An employee who has who has taken no time off work for his or her injury and stays at the same job with the same employer is deemed to have accepted the offer.14
Example: Rachel has been treated for her injury for one year, and her condition has stabilized. She has not returned to work.
Her employer has offered her a different permanent job. But Rachel decides she does not want to return to her former employer. She declines the work.
Because she declined the work, she is not entitled to a voucher.
If an injured worker is entitled to a voucher, he or she cannot take cash instead.15 However, if there is some dispute as to whether the injured worker is entitled to any benefits, including a voucher, it can be settled for cash as part of a Compromise and Release.16
Example: Ian claims he injured his ankle at work. The employer denies the claim and says that Ian injured his ankle playing soccer.
Instead of fighting the insurance company Ian agrees to settle his claim for $12,000 with a Compromise and Release.
Since there is a dispute over whether Ian is entitled to any benefits, he can receive cash instead of the voucher.
The value of the voucher is part of the $12,000 settlement.
The insurance company may be subjected to a penalty for failure to timely provide a voucher.
The insurance company should reimburse the injured worker for expenses within 45 days.17 However, there is no penalty for failure to timely reimburse the employee.18 19
An injured worker should determine what kind of work activities he or she thinks are reasonable and let the doctor know. A doctor will often listen to an injured worker’s opinion.
If an injured worker wants to return to work, the doctor may write restrictions to allow for the injured worker’s request. If an injured worker would prefer not to return to work and instead receive a voucher, this may also be possible.

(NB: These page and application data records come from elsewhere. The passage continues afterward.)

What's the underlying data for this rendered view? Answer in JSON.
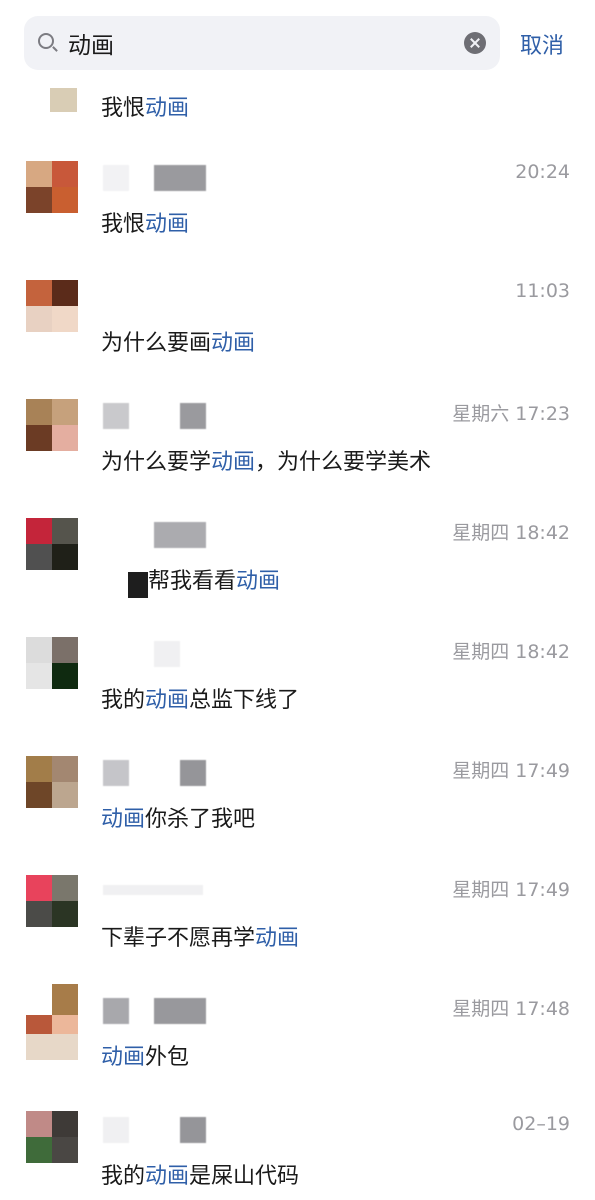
{
  "search": {
    "query": "动画",
    "cancel_label": "取消"
  },
  "results": [
    {
      "time": "",
      "pre": "我恨",
      "kw": "动画",
      "post": ""
    },
    {
      "time": "20:24",
      "pre": "我恨",
      "kw": "动画",
      "post": ""
    },
    {
      "time": "11:03",
      "pre": "为什么要画",
      "kw": "动画",
      "post": ""
    },
    {
      "time": "星期六 17:23",
      "pre": "为什么要学",
      "kw": "动画",
      "post": "，为什么要学美术"
    },
    {
      "time": "星期四 18:42",
      "pre": "帮我看看",
      "kw": "动画",
      "post": ""
    },
    {
      "time": "星期四 18:42",
      "pre": "我的",
      "kw": "动画",
      "post": "总监下线了"
    },
    {
      "time": "星期四 17:49",
      "pre": "",
      "kw": "动画",
      "post": "你杀了我吧"
    },
    {
      "time": "星期四 17:49",
      "pre": "下辈子不愿再学",
      "kw": "动画",
      "post": ""
    },
    {
      "time": "星期四 17:48",
      "pre": "",
      "kw": "动画",
      "post": "外包"
    },
    {
      "time": "02–19",
      "pre": "我的",
      "kw": "动画",
      "post": "是屎山代码"
    }
  ],
  "colors": {
    "highlight": "#2f5fa8",
    "timestamp": "#9a9a9f"
  }
}
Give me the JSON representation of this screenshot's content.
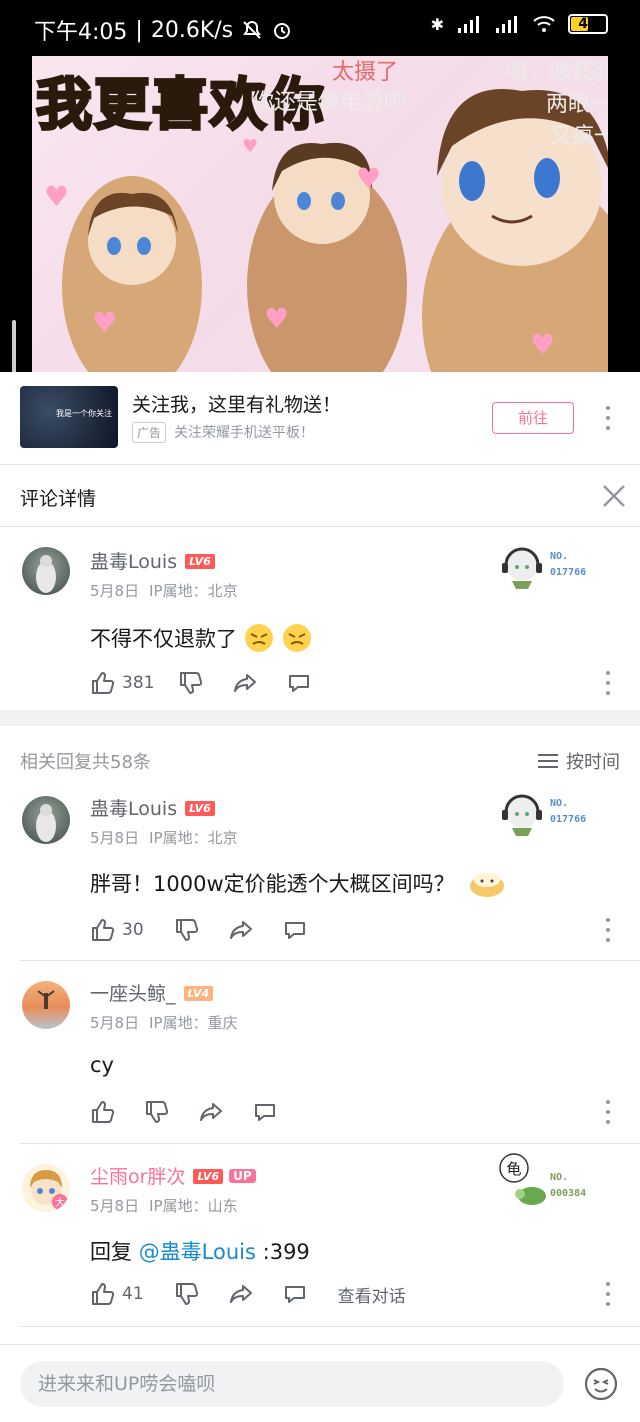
{
  "status_bar": {
    "time": "下午4:05",
    "speed": "20.6K/s",
    "battery": "48"
  },
  "video": {
    "title_overlay": "我更喜欢你",
    "danmaku": [
      "太摄了",
      "你还是做电源吧",
      "噫，咳死我大",
      "两眼一黑",
      "又疯一个"
    ]
  },
  "ad": {
    "thumb_text": "我是一个你关注",
    "title": "关注我，这里有礼物送！",
    "tag": "广告",
    "subtitle": "关注荣耀手机送平板！",
    "button": "前往"
  },
  "detail": {
    "title": "评论详情"
  },
  "main_comment": {
    "username": "蛊毒Louis",
    "level": "LV6",
    "date": "5月8日",
    "location": "IP属地：北京",
    "content": "不得不仅退款了",
    "likes": "381",
    "fan_no": "NO.",
    "fan_num": "017766"
  },
  "replies": {
    "count_label": "相关回复共58条",
    "sort_label": "按时间",
    "items": [
      {
        "username": "蛊毒Louis",
        "level": "LV6",
        "date": "5月8日",
        "location": "IP属地：北京",
        "content": "胖哥！1000w定价能透个大概区间吗？",
        "likes": "30",
        "fan_no": "NO.",
        "fan_num": "017766"
      },
      {
        "username": "一座头鲸_",
        "level": "LV4",
        "date": "5月8日",
        "location": "IP属地：重庆",
        "content": "cy",
        "likes": ""
      },
      {
        "username": "尘雨or胖次",
        "level": "LV6",
        "up_tag": "UP",
        "date": "5月8日",
        "location": "IP属地：山东",
        "content_prefix": "回复 ",
        "mention": "@蛊毒Louis",
        "content_suffix": " :399",
        "likes": "41",
        "view_conversation": "查看对话",
        "fan_no": "NO.",
        "fan_num": "000384",
        "badge_char": "龟"
      }
    ]
  },
  "input": {
    "placeholder": "进来来和UP唠会嗑呗"
  },
  "colors": {
    "brand_pink": "#fb7299",
    "lv6": "#ff5a5a",
    "lv4": "#ffb37c",
    "mention": "#178bcf"
  }
}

For additional help…
For help with filing a workers compensation claim in California, completing workers’ comp forms or appealing a denial of benefits, contact us. Our firm helps police officers, firefighters and other workers to get compensation for their job-related injuries in California.
- Cal Lab. Code § 4658.7(e)(1).
- Cal Lab. Code § 4658.7(e)(2).
- Cal Lab. Code § 4658.7(e)(3).
- Cal Lab. Code § 4658.7(e)(4).
- Cal Lab. Code § 4658.7(e)(5).
- Cal Lab. Code § 4658.7(e)(6).
- Cal. Lab. Code § 4658.7(f).
- Cal. Lab. Code § 4658.7(b)(1) & (2).
- Cal. Lab. Code § 4658.1(f).
- Cal. Lab. Code § 4658.7(i).
- Sesena v. Residence Inn 2017 Cal. Wrk. Comp. P.D. LEXIS 320.
- Cal. Code Regs. tit. 8, § 10133.6.
- Cal. Lab. Code § 4658.7(c).
- Cal. Code Regs. tit. 8 § 10133.31.
- Cal. Lab. Code § 4658.7(g).
- Beltran v. Structural Steel Fabricators 2016 Cal. Wrk. Comp. P.D. LEXIS 366.
- Cal. Code Regs. tit. 8 § 10133.31(j).
- McFarland v. Redlands Unified School District, 2017 Cal. Wrk. Comp. P.D. LEXIS 495.
- McFarland v. WCAB (2018) 83 Cal. Comp. Cases 371.